Single’s Inferno puts 12 attractive singles — six women and six men — on a tropical island nicknamed ‘The Inferno” for nine days. Much like the British dating show Love Island, contestants must get to know each other and, ultimately, find their ideal partner during the show. The contestants must scramble to secure romantic dates, and paired couples are gifted a night at a luxurious resort called “Paradise.”

Six men and six women try to find their matches on “The Inferno.” Photo: Netflix

Additionally, four Korean celebrity panelists watch and comment on the show like at-home TV spectators, adding a sense of fun and informality to the show.

Yet unlike the Western dating series, Single’s Inferno and its contestants are more conservative, steering clear of any explicit intimacy.

Why it matters:

Although China does not have access to Netflix, netizens are still finding ways of watching the Korean series. In fact, show-related content on the local microblogging site, Weibo, has amassed nearly one billion views, with several related topics trending on the social platform.

Given its popularity in China, some contestants, like Choi Si-hun and Kim Hyeon-Joong, registered accounts on Weibo. Meanwhile, the show’s most popular and fashionable character, Song Ji-a, launched an account on the local lifestyle platform, Xiaohongshu. The Korean beauty and fashion influencer sported several luxury brands like Chanel, Van Cleef & Arpels, and Prada on screen, which attracted attention from local netizens. From her “cat” make-up to her glamourous outfits, diet spring roll recipes, and easy-to-do fitness tips, her style has become the object of imitation and is trending on Xiaohongshu.

Song Ji-a, the show’s most popular contestant, was often seen wearing luxury apparel. Photo: Netflix

She is most likely to become the next global star after Jung Ho-Yeon from “Squid Game.” Her Instagram followers have grown from 500 thousand followers to 2.5 million. Meanwhile, her recently launched Xiaohongshu account has quickly garnered nearly 2 million followers.

What to watch:

This new reality TV trend, where watchers observe “real” singles building romantic relationships, has ushered in an important shift of social influence in China. Now, an “ordinary” person can become a mega-influencer, thanks to the success of a show.

Monica Chen, a 23-year-old from Wenzhou, China, who loves watching Korean TV shows in her spare time, told Jing Daily that her favorite contestant was Song Ji-a. “Her personality, appearance, and fashion tastes are really attractive,” she said. “I have followed her on multiple social platforms.”

Chen Liang, the managing partner at éClair, explained to Jing Daily that not many normal people are as good-looking as celebrities. Therefore, this creates “a barrier for shoppers to see themselves in a certain product.” But this TV show’s rising popularity offers a gateway for brands to reach their end consumers through ordinary people, enabling the public to mirror themselves better with their fashion choices.

Why it works:

China’s addiction to dating shows is nothing new.
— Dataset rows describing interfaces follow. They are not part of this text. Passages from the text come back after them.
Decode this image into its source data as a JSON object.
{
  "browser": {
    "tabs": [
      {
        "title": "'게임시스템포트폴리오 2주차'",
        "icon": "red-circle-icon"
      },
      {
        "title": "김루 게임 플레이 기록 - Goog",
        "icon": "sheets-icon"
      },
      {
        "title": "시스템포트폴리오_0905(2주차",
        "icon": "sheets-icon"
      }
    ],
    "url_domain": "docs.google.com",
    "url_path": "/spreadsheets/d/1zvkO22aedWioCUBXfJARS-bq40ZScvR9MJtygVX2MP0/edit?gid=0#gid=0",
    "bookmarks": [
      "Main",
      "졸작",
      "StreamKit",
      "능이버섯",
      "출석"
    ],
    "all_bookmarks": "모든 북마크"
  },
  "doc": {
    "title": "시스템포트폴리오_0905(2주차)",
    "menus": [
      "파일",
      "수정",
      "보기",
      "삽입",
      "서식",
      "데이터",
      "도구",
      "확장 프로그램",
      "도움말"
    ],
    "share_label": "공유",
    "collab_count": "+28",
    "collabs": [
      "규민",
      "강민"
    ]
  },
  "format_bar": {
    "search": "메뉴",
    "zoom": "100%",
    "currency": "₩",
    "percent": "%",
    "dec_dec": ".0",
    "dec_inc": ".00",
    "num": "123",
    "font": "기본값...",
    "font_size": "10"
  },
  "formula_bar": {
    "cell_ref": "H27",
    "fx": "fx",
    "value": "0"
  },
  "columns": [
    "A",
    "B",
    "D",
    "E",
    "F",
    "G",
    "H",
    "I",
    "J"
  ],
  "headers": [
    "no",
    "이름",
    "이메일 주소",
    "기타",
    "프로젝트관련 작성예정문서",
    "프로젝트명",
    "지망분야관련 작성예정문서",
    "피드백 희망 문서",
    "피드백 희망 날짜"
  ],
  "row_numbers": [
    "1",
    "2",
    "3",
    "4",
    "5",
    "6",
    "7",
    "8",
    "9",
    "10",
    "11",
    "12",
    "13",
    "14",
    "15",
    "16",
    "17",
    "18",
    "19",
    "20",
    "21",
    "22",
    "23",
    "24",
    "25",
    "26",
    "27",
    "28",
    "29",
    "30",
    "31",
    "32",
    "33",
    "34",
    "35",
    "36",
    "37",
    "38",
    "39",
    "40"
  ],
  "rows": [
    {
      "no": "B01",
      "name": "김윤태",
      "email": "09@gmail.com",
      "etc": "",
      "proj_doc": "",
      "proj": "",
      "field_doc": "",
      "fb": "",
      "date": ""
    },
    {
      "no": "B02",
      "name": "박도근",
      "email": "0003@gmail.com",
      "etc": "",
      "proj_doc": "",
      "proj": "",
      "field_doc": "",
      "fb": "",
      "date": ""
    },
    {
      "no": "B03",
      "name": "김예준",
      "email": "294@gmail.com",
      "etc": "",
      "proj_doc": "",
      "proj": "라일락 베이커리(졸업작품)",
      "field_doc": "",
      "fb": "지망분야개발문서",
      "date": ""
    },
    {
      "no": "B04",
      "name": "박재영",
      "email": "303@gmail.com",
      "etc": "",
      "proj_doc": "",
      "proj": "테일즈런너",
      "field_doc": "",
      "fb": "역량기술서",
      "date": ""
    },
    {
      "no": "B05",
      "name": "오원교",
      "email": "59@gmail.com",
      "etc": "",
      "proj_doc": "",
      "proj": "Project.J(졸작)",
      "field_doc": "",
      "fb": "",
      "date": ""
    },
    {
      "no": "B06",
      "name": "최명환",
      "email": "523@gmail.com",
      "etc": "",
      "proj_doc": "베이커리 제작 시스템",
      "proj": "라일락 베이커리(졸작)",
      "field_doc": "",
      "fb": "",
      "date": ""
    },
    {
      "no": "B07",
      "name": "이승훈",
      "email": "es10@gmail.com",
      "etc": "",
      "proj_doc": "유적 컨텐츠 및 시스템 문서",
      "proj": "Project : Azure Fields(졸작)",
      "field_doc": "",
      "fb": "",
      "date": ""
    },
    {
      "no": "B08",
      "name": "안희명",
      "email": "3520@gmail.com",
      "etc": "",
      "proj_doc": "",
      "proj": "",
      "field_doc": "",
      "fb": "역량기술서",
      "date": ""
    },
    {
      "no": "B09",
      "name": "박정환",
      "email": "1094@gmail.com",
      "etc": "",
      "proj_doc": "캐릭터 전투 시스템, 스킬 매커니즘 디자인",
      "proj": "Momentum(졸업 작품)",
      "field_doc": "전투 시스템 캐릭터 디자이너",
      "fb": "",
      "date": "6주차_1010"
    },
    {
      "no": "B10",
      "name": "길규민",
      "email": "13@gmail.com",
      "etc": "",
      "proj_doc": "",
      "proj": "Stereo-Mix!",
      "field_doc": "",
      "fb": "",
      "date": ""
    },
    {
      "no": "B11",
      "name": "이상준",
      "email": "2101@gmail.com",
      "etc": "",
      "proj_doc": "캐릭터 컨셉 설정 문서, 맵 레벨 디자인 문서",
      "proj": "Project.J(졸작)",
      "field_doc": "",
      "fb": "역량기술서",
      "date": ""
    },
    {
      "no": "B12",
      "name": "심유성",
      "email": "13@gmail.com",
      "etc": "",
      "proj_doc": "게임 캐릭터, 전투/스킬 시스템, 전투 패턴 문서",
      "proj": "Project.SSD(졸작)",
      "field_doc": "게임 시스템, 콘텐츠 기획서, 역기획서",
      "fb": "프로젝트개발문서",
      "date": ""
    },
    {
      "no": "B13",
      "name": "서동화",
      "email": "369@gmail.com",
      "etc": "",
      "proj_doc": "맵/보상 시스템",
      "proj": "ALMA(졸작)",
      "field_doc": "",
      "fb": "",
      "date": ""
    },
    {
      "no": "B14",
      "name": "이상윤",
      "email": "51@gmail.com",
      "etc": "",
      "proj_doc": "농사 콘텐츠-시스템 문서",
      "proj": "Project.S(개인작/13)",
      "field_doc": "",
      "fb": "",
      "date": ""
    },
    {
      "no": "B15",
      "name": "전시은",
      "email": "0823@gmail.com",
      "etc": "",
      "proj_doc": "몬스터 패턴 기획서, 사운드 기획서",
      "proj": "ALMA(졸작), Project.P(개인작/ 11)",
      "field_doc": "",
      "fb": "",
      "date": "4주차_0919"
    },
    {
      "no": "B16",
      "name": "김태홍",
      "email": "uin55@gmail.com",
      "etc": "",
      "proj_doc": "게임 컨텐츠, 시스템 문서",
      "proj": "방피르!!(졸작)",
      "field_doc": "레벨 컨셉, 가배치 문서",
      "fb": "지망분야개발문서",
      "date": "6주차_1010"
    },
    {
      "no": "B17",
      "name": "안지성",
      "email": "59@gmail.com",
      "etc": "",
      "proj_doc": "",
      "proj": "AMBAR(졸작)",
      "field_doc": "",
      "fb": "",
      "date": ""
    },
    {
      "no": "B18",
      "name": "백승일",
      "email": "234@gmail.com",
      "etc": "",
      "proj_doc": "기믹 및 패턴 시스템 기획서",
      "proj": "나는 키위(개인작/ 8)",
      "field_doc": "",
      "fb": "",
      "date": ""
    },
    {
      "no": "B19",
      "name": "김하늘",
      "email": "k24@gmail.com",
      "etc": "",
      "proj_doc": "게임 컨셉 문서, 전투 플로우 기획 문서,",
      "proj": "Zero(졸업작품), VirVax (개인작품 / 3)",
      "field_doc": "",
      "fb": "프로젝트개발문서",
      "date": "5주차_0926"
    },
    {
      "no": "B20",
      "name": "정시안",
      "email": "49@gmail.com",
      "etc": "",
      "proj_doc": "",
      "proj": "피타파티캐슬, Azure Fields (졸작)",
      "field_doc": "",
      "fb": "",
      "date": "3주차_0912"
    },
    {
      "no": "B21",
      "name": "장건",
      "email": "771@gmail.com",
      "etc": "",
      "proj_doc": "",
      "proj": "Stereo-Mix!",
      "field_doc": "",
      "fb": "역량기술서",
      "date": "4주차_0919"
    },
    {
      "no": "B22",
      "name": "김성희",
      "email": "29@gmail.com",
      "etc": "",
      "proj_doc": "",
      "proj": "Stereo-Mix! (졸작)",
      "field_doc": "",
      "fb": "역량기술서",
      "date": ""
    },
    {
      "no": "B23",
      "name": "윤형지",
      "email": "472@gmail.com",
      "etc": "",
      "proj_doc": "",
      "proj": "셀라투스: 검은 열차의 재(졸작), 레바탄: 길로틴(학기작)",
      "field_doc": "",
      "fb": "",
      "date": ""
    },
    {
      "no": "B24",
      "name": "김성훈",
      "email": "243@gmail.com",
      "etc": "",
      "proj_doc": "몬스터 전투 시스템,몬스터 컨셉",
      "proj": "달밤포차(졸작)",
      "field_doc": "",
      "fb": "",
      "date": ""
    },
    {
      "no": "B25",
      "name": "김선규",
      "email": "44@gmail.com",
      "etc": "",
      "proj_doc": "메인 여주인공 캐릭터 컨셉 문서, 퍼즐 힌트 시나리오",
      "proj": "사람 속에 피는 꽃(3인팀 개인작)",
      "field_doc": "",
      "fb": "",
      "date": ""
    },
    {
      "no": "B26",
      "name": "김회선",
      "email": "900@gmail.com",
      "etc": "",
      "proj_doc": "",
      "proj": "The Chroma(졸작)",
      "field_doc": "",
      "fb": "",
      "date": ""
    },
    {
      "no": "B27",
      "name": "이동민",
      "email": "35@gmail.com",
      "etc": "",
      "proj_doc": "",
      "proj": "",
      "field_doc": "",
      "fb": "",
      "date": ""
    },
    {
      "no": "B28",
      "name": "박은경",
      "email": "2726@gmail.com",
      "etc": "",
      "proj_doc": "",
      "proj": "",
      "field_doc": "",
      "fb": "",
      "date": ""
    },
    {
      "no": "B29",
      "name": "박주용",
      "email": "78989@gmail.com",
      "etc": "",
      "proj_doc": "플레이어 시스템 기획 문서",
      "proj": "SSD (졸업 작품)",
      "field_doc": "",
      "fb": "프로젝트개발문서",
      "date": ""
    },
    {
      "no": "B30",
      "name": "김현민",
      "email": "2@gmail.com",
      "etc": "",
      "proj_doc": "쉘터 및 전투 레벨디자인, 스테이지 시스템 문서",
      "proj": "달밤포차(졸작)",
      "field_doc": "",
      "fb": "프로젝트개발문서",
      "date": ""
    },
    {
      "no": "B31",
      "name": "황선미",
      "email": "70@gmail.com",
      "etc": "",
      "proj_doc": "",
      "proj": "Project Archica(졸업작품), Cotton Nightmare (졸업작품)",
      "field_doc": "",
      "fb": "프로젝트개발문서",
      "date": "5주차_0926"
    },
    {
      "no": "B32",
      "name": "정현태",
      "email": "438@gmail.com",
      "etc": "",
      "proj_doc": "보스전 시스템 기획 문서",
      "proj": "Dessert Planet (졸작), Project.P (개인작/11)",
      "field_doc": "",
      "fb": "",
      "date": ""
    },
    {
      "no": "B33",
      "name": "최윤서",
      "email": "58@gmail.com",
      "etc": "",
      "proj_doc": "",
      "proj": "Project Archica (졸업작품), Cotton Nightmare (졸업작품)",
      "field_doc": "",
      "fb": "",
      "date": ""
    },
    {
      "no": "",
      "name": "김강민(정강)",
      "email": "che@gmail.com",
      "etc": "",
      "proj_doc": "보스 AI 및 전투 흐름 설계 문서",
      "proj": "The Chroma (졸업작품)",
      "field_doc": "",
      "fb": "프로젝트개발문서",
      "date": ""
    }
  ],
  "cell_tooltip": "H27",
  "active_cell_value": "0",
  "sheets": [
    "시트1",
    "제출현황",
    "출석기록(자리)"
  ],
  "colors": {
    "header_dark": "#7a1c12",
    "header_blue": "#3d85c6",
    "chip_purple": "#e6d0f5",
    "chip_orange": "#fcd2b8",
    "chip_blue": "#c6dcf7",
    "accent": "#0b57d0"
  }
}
Local dating TV shows like Heart Signal and Twinkle Love have been massively popular there, with the former releasing four seasons thus far.

As seen with its predecessors, the show doesn’t end with the final episode but moves on through contestants’ social media. Netizens are particularly intrigued to receive relationship updates from matched couples and even singles. Given that, brands should start casting their next new faces from there.

The Bottom line:

With young Chinese consumer interest shifting from drama to reality shows and celebrities to normal people, luxury brands would be wise to reflect this change. Ordinary faces will shoot to fame quickly on local screens, and brands must identify them and form collaborations promptly to benefit from the exposure. While hiring them to sponsor clothes is a beneficial way to collaborate, having normal people endorse a product line might not be the best option for luxury houses. It is harder to collect information about ordinary people as they are not publicly shared. And they offer little predictability compared to celebrities and could thrust unwanted controversies upon a brand.


Content Commerce, Influencers